#### Directions for this task
Whenever a picture appears in the data, skip it and write out all other material exactly.

────────────────

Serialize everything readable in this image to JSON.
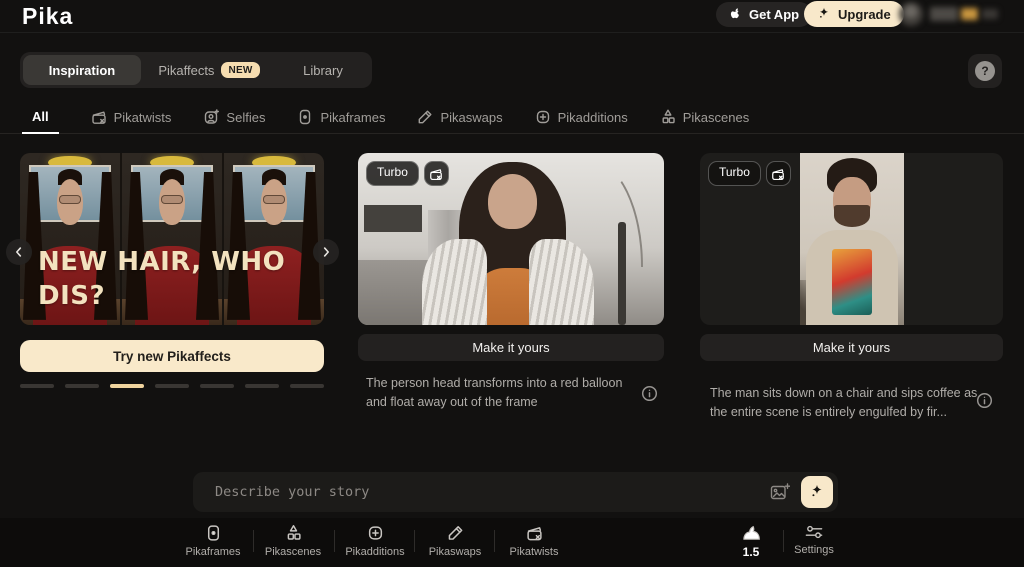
{
  "header": {
    "logo": "Pika",
    "get_app_label": "Get App",
    "upgrade_label": "Upgrade"
  },
  "tabs": {
    "items": [
      {
        "label": "Inspiration",
        "active": true
      },
      {
        "label": "Pikaffects",
        "badge": "NEW"
      },
      {
        "label": "Library"
      }
    ],
    "help_label": "?"
  },
  "categories": {
    "items": [
      {
        "label": "All",
        "icon": "none",
        "active": true
      },
      {
        "label": "Pikatwists",
        "icon": "clapperboard-icon"
      },
      {
        "label": "Selfies",
        "icon": "person-frame-icon"
      },
      {
        "label": "Pikaframes",
        "icon": "frame-dot-icon"
      },
      {
        "label": "Pikaswaps",
        "icon": "pen-swap-icon"
      },
      {
        "label": "Pikadditions",
        "icon": "square-plus-icon"
      },
      {
        "label": "Pikascenes",
        "icon": "shapes-icon"
      }
    ]
  },
  "cards": {
    "promo": {
      "overlay_title": "NEW HAIR, WHO DIS?",
      "cta_label": "Try new Pikaffects",
      "dash_count": 7,
      "active_dash_index": 2
    },
    "examples": [
      {
        "badge": "Turbo",
        "cta_label": "Make it yours",
        "description": "The person head transforms into a red balloon and float away out of the frame"
      },
      {
        "badge": "Turbo",
        "cta_label": "Make it yours",
        "description": "The man sits down on a chair and sips coffee as the entire scene is entirely engulfed by fir..."
      }
    ]
  },
  "prompt_bar": {
    "placeholder": "Describe your story"
  },
  "bottom_nav": {
    "items": [
      {
        "label": "Pikaframes",
        "icon": "frame-dot-icon"
      },
      {
        "label": "Pikascenes",
        "icon": "shapes-icon"
      },
      {
        "label": "Pikadditions",
        "icon": "square-plus-icon"
      },
      {
        "label": "Pikaswaps",
        "icon": "pen-swap-icon"
      },
      {
        "label": "Pikatwists",
        "icon": "clapperboard-icon"
      }
    ],
    "version": "1.5",
    "settings_label": "Settings"
  },
  "colors": {
    "background": "#121110",
    "cream": "#f8e8ca",
    "active_dash": "#f0d49e",
    "badge_new": "#f6ddb0"
  }
}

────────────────

#### Solution to this problem
Serialize everything readable in this image to JSON.
{
  "header": {
    "logo": "Pika",
    "get_app_label": "Get App",
    "upgrade_label": "Upgrade"
  },
  "tabs": {
    "items": [
      {
        "label": "Inspiration",
        "active": true
      },
      {
        "label": "Pikaffects",
        "badge": "NEW"
      },
      {
        "label": "Library"
      }
    ],
    "help_label": "?"
  },
  "categories": {
    "items": [
      {
        "label": "All",
        "icon": "none",
        "active": true
      },
      {
        "label": "Pikatwists",
        "icon": "clapperboard-icon"
      },
      {
        "label": "Selfies",
        "icon": "person-frame-icon"
      },
      {
        "label": "Pikaframes",
        "icon": "frame-dot-icon"
      },
      {
        "label": "Pikaswaps",
        "icon": "pen-swap-icon"
      },
      {
        "label": "Pikadditions",
        "icon": "square-plus-icon"
      },
      {
        "label": "Pikascenes",
        "icon": "shapes-icon"
      }
    ]
  },
  "cards": {
    "promo": {
      "overlay_title": "NEW HAIR, WHO DIS?",
      "cta_label": "Try new Pikaffects",
      "dash_count": 7,
      "active_dash_index": 2
    },
    "examples": [
      {
        "badge": "Turbo",
        "cta_label": "Make it yours",
        "description": "The person head transforms into a red balloon and float away out of the frame"
      },
      {
        "badge": "Turbo",
        "cta_label": "Make it yours",
        "description": "The man sits down on a chair and sips coffee as the entire scene is entirely engulfed by fir..."
      }
    ]
  },
  "prompt_bar": {
    "placeholder": "Describe your story"
  },
  "bottom_nav": {
    "items": [
      {
        "label": "Pikaframes",
        "icon": "frame-dot-icon"
      },
      {
        "label": "Pikascenes",
        "icon": "shapes-icon"
      },
      {
        "label": "Pikadditions",
        "icon": "square-plus-icon"
      },
      {
        "label": "Pikaswaps",
        "icon": "pen-swap-icon"
      },
      {
        "label": "Pikatwists",
        "icon": "clapperboard-icon"
      }
    ],
    "version": "1.5",
    "settings_label": "Settings"
  },
  "colors": {
    "background": "#121110",
    "cream": "#f8e8ca",
    "active_dash": "#f0d49e",
    "badge_new": "#f6ddb0"
  }
}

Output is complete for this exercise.